Drishti: This is arguably the most important element when attempting to not look like a chump in a packed yoga class. Let's face it: there are a lot of beautiful women who do yoga. Drishti is a method of focus that will prevent you from being the sweaty creep ogling butts at the back of the class while also staying staunchly focused on YOUR practice alone.
Drishti is the prescribed method of focusing your gaze down the tip of your nose (or sometimes to the center of your forehead) to divert your sense of vision away from external stimulus. Use it in an effort to not wobble and fall over, get caught perving on yoga butts, or worse, farting. Nobody likes that...or maybe you do. To each his own, right?
Asana: In most simple terms, this is the Sanskrit label for your physical movements in your yoga practice, from child's pose all the way to the pretzel-bodied contortionist types of positions you see in magazines, these are all part of the asana series. In a perfect world, your asana practice will seamlessly mesh with you drishti and ujjayi breathing to enhance the flow of prana through your immaculate yoga being. And of course, engaging those tricky bandhas. This term is a little bit less pertinent to this discussion, but it might help you understand why the URL of this page is infiniteasana.com.
Clever, eh? 😉
All of these elements are involved in what is known as the "Eight Limbs of Yoga" which I will address in later posts. For now, let's consider these concepts our foundation for figuring out this yoga breathing thing. That way we can apply it to our yoga practice, meditation, and our daily lives.

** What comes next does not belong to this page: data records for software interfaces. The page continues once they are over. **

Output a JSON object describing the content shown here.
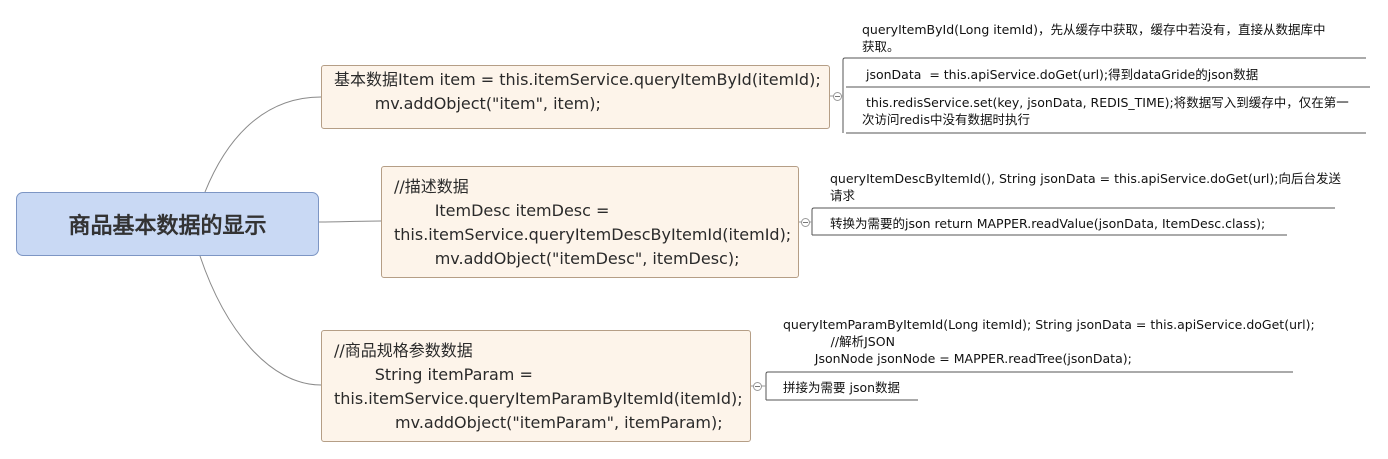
{
  "root": {
    "label": "商品基本数据的显示"
  },
  "branches": [
    {
      "lines": [
        "基本数据Item item = this.itemService.queryItemById(itemId);",
        "        mv.addObject(\"item\", item);"
      ],
      "notes": [
        "queryItemById(Long itemId)，先从缓存中获取，缓存中若没有，直接从数据库中\n获取。",
        " jsonData  = this.apiService.doGet(url);得到dataGride的json数据",
        " this.redisService.set(key, jsonData, REDIS_TIME);将数据写入到缓存中，仅在第一\n次访问redis中没有数据时执行"
      ]
    },
    {
      "lines": [
        "//描述数据",
        "        ItemDesc itemDesc =",
        "this.itemService.queryItemDescByItemId(itemId);",
        "        mv.addObject(\"itemDesc\", itemDesc);"
      ],
      "notes": [
        "queryItemDescByItemId(), String jsonData = this.apiService.doGet(url);向后台发送\n请求",
        "转换为需要的json return MAPPER.readValue(jsonData, ItemDesc.class);"
      ]
    },
    {
      "lines": [
        "//商品规格参数数据",
        "        String itemParam =",
        "this.itemService.queryItemParamByItemId(itemId);",
        "            mv.addObject(\"itemParam\", itemParam);"
      ],
      "notes": [
        "queryItemParamByItemId(Long itemId); String jsonData = this.apiService.doGet(url);\n            //解析JSON\n        JsonNode jsonNode = MAPPER.readTree(jsonData);",
        "拼接为需要 json数据"
      ]
    }
  ]
}
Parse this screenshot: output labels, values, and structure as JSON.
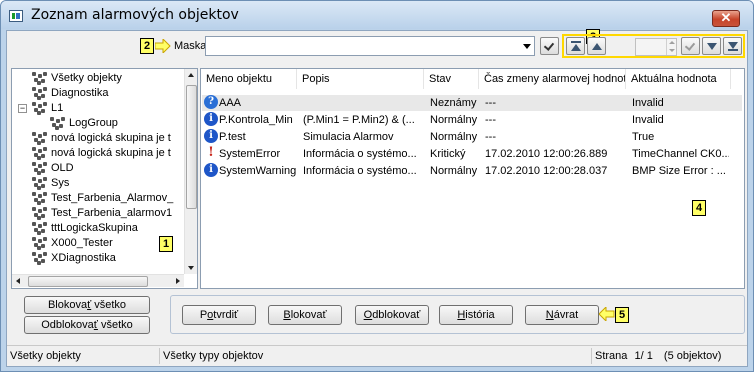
{
  "window": {
    "title": "Zoznam alarmových objektov",
    "close_glyph": "✕"
  },
  "callouts": {
    "c1": "1",
    "c2": "2",
    "c3": "3",
    "c4": "4",
    "c5": "5"
  },
  "mask": {
    "label": "Maska:",
    "value": ""
  },
  "tree": {
    "items": [
      {
        "label": "Všetky objekty",
        "level": 0
      },
      {
        "label": "Diagnostika",
        "level": 0
      },
      {
        "label": "L1",
        "level": 0,
        "expander": "−"
      },
      {
        "label": "LogGroup",
        "level": 1
      },
      {
        "label": "nová logická skupina je t",
        "level": 0
      },
      {
        "label": "nová logická skupina je t",
        "level": 0
      },
      {
        "label": "OLD",
        "level": 0
      },
      {
        "label": "Sys",
        "level": 0
      },
      {
        "label": "Test_Farbenia_Alarmov_",
        "level": 0
      },
      {
        "label": "Test_Farbenia_alarmov1",
        "level": 0
      },
      {
        "label": "tttLogickaSkupina",
        "level": 0
      },
      {
        "label": "X000_Tester",
        "level": 0
      },
      {
        "label": "XDiagnostika",
        "level": 0
      }
    ]
  },
  "table": {
    "columns": [
      "Meno objektu",
      "Popis",
      "Stav",
      "Čas zmeny alarmovej hodnoty",
      "Aktuálna hodnota"
    ],
    "rows": [
      {
        "icon": "question-icon",
        "icon_glyph": "?",
        "icon_color": "#2a6fd6",
        "name": "AAA",
        "desc": "",
        "state": "Neznámy",
        "time": "---",
        "value": "Invalid"
      },
      {
        "icon": "info-icon",
        "icon_glyph": "i",
        "icon_color": "#1e56c8",
        "name": "P.Kontrola_Min",
        "desc": "(P.Min1 = P.Min2) & (...",
        "state": "Normálny",
        "time": "---",
        "value": "Invalid"
      },
      {
        "icon": "info-icon",
        "icon_glyph": "i",
        "icon_color": "#1e56c8",
        "name": "P.test",
        "desc": "Simulacia Alarmov",
        "state": "Normálny",
        "time": "---",
        "value": "True"
      },
      {
        "icon": "critical-alarm-icon",
        "icon_glyph": "!",
        "icon_color": "#c8281e",
        "name": "SystemError",
        "desc": "Informácia o systémo...",
        "state": "Kritický",
        "time": "17.02.2010 12:00:26.889",
        "value": "TimeChannel CK0..."
      },
      {
        "icon": "info-icon",
        "icon_glyph": "i",
        "icon_color": "#1e56c8",
        "name": "SystemWarning",
        "desc": "Informácia o systémo...",
        "state": "Normálny",
        "time": "17.02.2010 12:00:28.037",
        "value": "BMP Size Error : ..."
      }
    ]
  },
  "buttons": {
    "block_all": {
      "pre": "Blokova",
      "u": "ť",
      "post": " všetko"
    },
    "unblock_all": {
      "pre": "Odblokova",
      "u": "ť",
      "post": " všetko"
    },
    "confirm": {
      "pre": "P",
      "u": "o",
      "post": "tvrdiť"
    },
    "block": {
      "pre": "",
      "u": "B",
      "post": "lokovať"
    },
    "unblock": {
      "pre": "",
      "u": "O",
      "post": "dblokovať"
    },
    "history": {
      "pre": "",
      "u": "H",
      "post": "istória"
    },
    "back": {
      "pre": "",
      "u": "N",
      "post": "ávrat"
    }
  },
  "status": {
    "filter_objects": "Všetky objekty",
    "filter_types": "Všetky typy objektov",
    "page_label": "Strana",
    "page_value": "1/ 1",
    "count": "(5 objektov)"
  },
  "colors": {
    "callout_fill": "#ffff66",
    "callout_border": "#ffd800",
    "title_gradient_top": "#dbe8f6",
    "client_bg": "#f0f0f0"
  }
}
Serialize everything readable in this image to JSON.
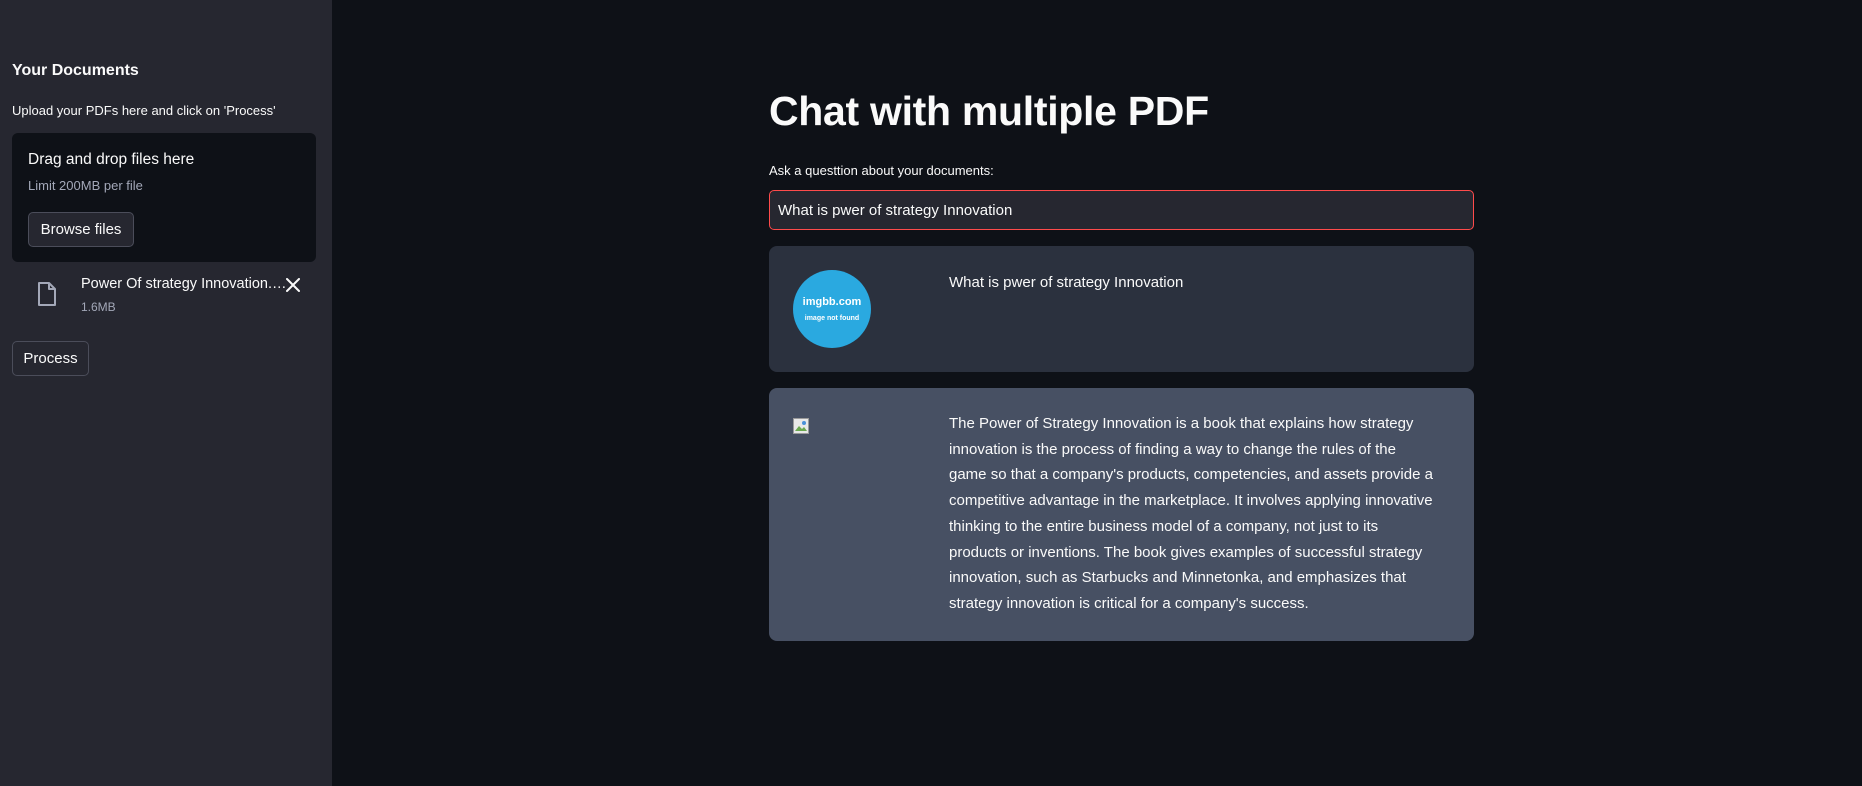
{
  "sidebar": {
    "title": "Your Documents",
    "upload_label": "Upload your PDFs here and click on 'Process'",
    "dropzone": {
      "main_text": "Drag and drop files here",
      "limit_text": "Limit 200MB per file",
      "browse_label": "Browse files"
    },
    "uploaded_file": {
      "name": "Power Of strategy Innovation.pdf",
      "size": "1.6MB",
      "icon": "file-icon"
    },
    "process_label": "Process"
  },
  "main": {
    "title": "Chat with multiple PDF",
    "question_label": "Ask a questtion about your documents:",
    "question_value": "What is pwer of strategy Innovation",
    "messages": [
      {
        "role": "user",
        "avatar_brand": "imgbb.com",
        "avatar_note": "image not found",
        "text": "What is pwer of strategy Innovation"
      },
      {
        "role": "bot",
        "avatar": "broken-image-icon",
        "text": "The Power of Strategy Innovation is a book that explains how strategy innovation is the process of finding a way to change the rules of the game so that a company's products, competencies, and assets provide a competitive advantage in the marketplace. It involves applying innovative thinking to the entire business model of a company, not just to its products or inventions. The book gives examples of successful strategy innovation, such as Starbucks and Minnetonka, and emphasizes that strategy innovation is critical for a company's success."
      }
    ]
  },
  "colors": {
    "background": "#0e1117",
    "sidebar": "#262730",
    "user_message": "#2b313e",
    "bot_message": "#475063",
    "input_focus_border": "#ff4b4b",
    "avatar": "#2aa9e0"
  }
}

Hopefully, this post will help clarify some of those Sanskrit words that tend to freak dudes out in the yoga room. Their application will become clear as we move along in our practice. In the next couple of posts, I will discuss a plan of attack for how to become an EveryMan meditator and how it can enhance every little corner of your world.